== Source data
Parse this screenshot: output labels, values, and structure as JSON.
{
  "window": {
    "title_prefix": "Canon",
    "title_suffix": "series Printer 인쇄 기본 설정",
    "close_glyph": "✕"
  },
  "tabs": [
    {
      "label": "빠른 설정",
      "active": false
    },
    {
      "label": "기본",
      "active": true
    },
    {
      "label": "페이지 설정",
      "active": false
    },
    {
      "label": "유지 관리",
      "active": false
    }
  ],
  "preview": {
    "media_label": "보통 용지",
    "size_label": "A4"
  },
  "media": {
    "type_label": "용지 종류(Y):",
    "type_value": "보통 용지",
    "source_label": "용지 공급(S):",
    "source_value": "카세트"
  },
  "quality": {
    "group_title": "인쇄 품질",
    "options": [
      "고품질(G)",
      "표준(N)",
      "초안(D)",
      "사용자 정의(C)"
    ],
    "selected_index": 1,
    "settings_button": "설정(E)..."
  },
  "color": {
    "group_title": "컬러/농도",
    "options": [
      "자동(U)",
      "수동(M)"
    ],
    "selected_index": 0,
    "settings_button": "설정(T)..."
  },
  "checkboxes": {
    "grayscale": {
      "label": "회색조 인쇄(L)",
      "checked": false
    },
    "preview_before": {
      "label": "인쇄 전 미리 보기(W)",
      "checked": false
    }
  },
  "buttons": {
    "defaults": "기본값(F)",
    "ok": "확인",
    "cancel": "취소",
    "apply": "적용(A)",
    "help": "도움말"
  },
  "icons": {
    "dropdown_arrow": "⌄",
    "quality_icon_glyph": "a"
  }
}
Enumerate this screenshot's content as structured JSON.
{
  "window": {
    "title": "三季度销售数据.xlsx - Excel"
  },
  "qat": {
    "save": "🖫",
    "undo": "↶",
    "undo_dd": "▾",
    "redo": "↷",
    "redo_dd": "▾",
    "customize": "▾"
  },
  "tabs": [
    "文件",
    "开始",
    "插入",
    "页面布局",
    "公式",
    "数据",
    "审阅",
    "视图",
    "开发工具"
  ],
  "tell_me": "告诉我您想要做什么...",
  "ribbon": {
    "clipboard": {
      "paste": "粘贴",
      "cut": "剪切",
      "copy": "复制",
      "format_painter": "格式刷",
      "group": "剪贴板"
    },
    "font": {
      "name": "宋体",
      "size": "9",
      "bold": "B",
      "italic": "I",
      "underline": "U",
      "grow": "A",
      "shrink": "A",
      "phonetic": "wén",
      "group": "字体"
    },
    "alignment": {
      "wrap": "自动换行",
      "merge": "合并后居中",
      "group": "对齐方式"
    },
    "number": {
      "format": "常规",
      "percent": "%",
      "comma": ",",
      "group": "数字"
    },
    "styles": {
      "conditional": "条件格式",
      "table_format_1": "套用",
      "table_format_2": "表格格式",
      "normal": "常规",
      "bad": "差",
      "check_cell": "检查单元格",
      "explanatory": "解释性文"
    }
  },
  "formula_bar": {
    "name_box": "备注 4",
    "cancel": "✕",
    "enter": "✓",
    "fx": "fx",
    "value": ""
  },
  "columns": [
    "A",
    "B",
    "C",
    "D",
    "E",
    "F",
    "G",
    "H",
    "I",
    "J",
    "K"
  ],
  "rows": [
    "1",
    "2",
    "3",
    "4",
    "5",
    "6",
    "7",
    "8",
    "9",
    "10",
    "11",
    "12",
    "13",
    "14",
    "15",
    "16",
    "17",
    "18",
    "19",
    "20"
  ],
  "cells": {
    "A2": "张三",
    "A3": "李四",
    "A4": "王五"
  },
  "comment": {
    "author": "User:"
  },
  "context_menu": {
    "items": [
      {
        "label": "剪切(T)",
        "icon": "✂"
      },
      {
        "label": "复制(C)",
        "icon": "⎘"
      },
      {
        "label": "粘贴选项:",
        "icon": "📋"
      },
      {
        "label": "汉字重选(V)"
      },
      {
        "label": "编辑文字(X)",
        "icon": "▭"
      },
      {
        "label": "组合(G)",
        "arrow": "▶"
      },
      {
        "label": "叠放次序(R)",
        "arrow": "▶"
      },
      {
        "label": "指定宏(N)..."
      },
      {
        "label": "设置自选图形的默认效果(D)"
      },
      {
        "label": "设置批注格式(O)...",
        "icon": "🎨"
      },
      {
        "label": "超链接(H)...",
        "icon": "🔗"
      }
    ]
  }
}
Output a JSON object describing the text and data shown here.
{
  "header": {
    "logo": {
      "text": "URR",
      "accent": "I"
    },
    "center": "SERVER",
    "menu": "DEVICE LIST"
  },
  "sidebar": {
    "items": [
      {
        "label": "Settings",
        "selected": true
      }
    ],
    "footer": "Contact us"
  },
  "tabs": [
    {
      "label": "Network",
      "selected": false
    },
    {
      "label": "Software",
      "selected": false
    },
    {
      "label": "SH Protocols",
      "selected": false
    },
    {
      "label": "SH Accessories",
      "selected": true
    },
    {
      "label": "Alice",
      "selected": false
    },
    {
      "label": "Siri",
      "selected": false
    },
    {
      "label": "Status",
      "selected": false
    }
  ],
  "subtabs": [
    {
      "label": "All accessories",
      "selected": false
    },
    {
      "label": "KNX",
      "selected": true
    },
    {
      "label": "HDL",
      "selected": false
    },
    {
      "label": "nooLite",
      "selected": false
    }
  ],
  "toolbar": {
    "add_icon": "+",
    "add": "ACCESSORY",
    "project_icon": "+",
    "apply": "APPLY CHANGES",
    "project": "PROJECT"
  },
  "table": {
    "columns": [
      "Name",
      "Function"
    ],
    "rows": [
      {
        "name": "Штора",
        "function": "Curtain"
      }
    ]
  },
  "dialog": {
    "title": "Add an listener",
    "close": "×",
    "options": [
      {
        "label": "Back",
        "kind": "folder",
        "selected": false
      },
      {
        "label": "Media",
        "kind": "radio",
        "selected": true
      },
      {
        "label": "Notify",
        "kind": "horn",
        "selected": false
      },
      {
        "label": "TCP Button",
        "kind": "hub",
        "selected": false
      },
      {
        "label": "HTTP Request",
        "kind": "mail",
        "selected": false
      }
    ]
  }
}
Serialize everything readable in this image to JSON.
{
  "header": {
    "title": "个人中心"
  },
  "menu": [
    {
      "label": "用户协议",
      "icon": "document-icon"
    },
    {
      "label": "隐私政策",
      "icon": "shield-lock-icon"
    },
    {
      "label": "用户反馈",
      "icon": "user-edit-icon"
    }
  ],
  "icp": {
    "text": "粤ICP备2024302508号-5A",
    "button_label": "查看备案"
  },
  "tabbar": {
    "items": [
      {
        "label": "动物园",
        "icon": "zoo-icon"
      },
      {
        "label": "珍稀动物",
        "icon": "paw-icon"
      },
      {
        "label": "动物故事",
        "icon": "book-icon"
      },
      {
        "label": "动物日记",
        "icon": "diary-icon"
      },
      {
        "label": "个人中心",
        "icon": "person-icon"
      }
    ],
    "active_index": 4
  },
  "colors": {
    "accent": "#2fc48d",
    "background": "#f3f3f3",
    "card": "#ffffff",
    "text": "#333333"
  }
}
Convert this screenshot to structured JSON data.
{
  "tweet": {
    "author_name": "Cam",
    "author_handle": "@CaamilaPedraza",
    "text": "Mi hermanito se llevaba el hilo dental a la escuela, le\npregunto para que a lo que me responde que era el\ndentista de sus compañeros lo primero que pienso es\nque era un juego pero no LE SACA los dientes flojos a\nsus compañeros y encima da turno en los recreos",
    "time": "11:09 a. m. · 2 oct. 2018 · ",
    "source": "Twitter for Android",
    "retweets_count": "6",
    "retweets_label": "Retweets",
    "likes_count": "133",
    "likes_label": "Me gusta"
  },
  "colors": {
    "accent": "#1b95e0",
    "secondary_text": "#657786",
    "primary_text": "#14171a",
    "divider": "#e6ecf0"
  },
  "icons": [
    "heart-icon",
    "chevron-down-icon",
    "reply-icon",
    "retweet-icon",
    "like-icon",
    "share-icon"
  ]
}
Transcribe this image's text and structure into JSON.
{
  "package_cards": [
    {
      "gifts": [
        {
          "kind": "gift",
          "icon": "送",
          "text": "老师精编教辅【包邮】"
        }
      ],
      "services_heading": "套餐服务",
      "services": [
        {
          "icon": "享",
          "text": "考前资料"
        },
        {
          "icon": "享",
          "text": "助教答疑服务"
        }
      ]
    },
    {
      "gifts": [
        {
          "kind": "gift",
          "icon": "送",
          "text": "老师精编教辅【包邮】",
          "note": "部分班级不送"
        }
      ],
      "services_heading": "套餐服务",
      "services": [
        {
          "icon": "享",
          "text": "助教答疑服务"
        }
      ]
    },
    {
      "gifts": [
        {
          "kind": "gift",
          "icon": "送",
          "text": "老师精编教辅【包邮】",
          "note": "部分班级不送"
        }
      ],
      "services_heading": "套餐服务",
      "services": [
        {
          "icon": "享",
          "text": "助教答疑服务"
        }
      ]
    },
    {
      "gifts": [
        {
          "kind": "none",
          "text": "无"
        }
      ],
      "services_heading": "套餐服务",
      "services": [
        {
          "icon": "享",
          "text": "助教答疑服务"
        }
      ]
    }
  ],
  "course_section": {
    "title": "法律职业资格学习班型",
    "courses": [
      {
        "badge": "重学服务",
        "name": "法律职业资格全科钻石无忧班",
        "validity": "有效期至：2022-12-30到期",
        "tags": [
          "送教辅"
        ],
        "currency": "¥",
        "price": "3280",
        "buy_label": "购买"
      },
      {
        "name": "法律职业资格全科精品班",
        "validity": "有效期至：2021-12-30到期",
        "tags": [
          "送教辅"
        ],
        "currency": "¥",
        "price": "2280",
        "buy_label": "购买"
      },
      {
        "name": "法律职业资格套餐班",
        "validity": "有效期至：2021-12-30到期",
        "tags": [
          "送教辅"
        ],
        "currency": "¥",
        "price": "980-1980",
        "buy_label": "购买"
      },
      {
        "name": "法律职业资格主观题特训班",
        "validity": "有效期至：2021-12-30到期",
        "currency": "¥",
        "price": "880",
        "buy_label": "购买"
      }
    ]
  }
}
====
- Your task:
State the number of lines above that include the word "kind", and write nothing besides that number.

- Task response:
9